After that, I skipped the session I wanted to attend (crowds) and instead headed in to hear a Luis Alberto Urrea, whose books I’d now like to check out. I mean, how can you not like a guy who talks about the good fortune of his being an author by saying, “I can’t not go to the bookstore and I can’t not buy every new Mary Oliver book,” so this was obviously the perfect career.

My two authors were on the genre stage and were thriller author Jeffery Deaver and mystery writer Louise Penny.

Deaver talked a lot about the writing process, saying that there are two types of authors — “plotters and (fly by the seat of your) pantsers.” He is and prefers the first, because “I don’t get on an airplane that hasn’t been built to an engineering blueprint,” adding that when you write to an outline, you can write the end at the beginning or the beginning at the end. Plus, “some days you may not feel like murdering anyone. You know, because there are vidoes of baby goats in pajamas to watch.” But when the internet goes out and the cable guy is late to arrive and then can’t fix the problem, “you have your next victim…” I didn’t agree with everything he said, including that as people’s attention spans have gotten shorter, he’s compensated by writing simpler punchier text, to keep them interested. (There were clearly some teachers sitting behind me who grumbled at this comment, as well.)

Louise Penny, as many of you know, writes the Inspector Gamache Three Pines series set in Canada. In all my years at the festival, I’ve never seen an author get a standing ovation when they walked on stage, but she did. She’s funny. (Apparently some people have difficulty with the minute amount of French she includes, as well as terms like “toque”: “It’s winter. He put it on his head when going outdoors. Clearly it’s a refrigerator.”) She acknowledges that this wasn’t the sort of book she intended to write (she was aiming for a literary masterpiece to show up everyone who ever doubted her, but got stymied by the pressure and instead suffered from writer’s block for more than a decade). And she explains that her books are really about our sense of belonging and finding home. She made Inspector Gamache such a good guy, she said, in part because she remembered Agatha Christie tired of Poirot, & she thought the way to avoid the problem was to make sure her protagonist was the sort of character she’d want to marry, a man who was capable of change and growth. She concluded by asking the audience not to give away spoilers in their questions, neither in plot nor in character development, and instead suggested, tongue firmly planted in cheek, that instead we could just spend the time praising her. It was a lovely way to end the day.

Category: books. There is/are 4 Comments.

Oh, how amazing and fun! And, Louise Penny! Oh my!

Comment by Kat 09.05.18 @ 6:55 am

It sounds like an awesome way to spend the day.

I always liked that Agatha Christie included a sprinkling of French words in her Poirot books. I would probably like that about Louise Penny’s books, too. Do you recommend the series?

Comment by Karen 09.05.18 @ 9:31 pm

@Kat: It’s one of my favorite events every year, despite the anxiety caused by the crowds. You should definitely come one year!

Comment by soe 09.06.18 @ 1:21 am

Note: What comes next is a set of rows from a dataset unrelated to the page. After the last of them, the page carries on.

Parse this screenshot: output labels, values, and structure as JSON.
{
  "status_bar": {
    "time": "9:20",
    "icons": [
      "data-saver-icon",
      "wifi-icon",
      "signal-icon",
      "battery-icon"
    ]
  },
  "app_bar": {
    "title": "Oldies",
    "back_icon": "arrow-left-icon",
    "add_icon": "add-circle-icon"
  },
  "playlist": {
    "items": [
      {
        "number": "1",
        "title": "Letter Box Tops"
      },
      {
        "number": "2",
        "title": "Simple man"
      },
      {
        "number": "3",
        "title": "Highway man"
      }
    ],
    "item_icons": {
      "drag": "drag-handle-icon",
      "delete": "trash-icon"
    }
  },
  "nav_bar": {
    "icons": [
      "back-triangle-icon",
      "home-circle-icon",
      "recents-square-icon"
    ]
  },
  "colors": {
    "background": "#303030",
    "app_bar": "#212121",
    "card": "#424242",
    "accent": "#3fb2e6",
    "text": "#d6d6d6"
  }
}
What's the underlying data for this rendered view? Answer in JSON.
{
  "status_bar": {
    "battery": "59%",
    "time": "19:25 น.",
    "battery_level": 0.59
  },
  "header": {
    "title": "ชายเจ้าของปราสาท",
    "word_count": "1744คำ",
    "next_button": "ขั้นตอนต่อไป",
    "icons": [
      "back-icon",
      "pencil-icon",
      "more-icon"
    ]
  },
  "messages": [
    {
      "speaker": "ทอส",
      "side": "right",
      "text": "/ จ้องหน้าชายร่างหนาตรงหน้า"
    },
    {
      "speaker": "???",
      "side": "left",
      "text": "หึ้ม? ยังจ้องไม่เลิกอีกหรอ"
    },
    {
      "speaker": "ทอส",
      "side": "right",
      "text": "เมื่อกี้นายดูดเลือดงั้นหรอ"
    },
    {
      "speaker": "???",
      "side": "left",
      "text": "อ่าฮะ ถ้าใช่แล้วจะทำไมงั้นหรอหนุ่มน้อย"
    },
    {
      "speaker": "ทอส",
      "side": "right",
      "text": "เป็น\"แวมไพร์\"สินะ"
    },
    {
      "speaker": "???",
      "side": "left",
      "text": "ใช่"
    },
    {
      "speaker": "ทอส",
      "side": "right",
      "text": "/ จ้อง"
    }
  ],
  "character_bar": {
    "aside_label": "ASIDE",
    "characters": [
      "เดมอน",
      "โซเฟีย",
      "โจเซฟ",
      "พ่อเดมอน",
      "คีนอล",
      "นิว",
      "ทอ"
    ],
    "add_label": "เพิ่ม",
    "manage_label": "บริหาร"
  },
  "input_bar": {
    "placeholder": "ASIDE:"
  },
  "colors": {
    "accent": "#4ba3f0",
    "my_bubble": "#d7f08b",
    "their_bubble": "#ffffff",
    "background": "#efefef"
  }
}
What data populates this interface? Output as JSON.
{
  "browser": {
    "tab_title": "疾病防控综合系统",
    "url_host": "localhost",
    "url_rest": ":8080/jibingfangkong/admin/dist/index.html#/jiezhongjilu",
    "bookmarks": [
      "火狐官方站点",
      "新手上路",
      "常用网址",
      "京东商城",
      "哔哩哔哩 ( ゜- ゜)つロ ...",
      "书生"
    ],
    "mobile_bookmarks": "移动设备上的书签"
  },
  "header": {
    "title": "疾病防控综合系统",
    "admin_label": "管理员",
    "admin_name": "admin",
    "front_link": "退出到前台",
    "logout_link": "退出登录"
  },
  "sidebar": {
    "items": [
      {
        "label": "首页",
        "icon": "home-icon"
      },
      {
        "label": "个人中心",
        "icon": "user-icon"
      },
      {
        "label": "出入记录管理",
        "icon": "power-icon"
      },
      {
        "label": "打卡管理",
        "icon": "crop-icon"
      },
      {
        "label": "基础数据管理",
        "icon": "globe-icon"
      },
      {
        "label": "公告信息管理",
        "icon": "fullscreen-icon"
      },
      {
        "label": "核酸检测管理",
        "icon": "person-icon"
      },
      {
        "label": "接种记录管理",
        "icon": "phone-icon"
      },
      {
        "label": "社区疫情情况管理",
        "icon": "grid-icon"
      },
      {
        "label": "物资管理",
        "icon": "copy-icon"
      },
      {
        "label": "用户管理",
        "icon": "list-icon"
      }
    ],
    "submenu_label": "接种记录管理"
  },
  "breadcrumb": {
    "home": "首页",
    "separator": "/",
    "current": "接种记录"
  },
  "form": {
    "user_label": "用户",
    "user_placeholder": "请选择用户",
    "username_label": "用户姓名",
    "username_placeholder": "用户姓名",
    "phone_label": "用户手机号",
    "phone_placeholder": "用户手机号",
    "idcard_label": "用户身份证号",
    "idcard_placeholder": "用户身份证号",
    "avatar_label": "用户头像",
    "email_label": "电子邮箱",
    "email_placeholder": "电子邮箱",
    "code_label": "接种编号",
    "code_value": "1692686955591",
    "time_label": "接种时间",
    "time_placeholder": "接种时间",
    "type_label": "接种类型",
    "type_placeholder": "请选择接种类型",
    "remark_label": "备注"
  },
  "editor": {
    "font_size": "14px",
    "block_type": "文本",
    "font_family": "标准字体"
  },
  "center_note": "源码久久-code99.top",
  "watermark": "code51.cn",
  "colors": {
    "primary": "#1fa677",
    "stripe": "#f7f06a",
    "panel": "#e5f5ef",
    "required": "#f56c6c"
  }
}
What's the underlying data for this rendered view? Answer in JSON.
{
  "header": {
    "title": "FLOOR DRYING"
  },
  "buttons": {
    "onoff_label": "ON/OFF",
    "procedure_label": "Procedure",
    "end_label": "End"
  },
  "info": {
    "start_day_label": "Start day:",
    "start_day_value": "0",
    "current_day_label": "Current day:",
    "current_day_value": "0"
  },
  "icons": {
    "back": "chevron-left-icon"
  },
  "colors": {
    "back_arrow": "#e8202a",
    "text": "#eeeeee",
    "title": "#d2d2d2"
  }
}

@Karen: I’ve only read the first one (which I liked, but didn’t love), but everyone says it just keeps getting better. Penny herself said that the first book is like a cocktail party, where you meet some people you might like. The second book is like meeting for coffee, and that it’s not until the third or fourth book where you’re pretty sure you’re going to be friends.

Comment by soe 09.06.18 @ 1:23 am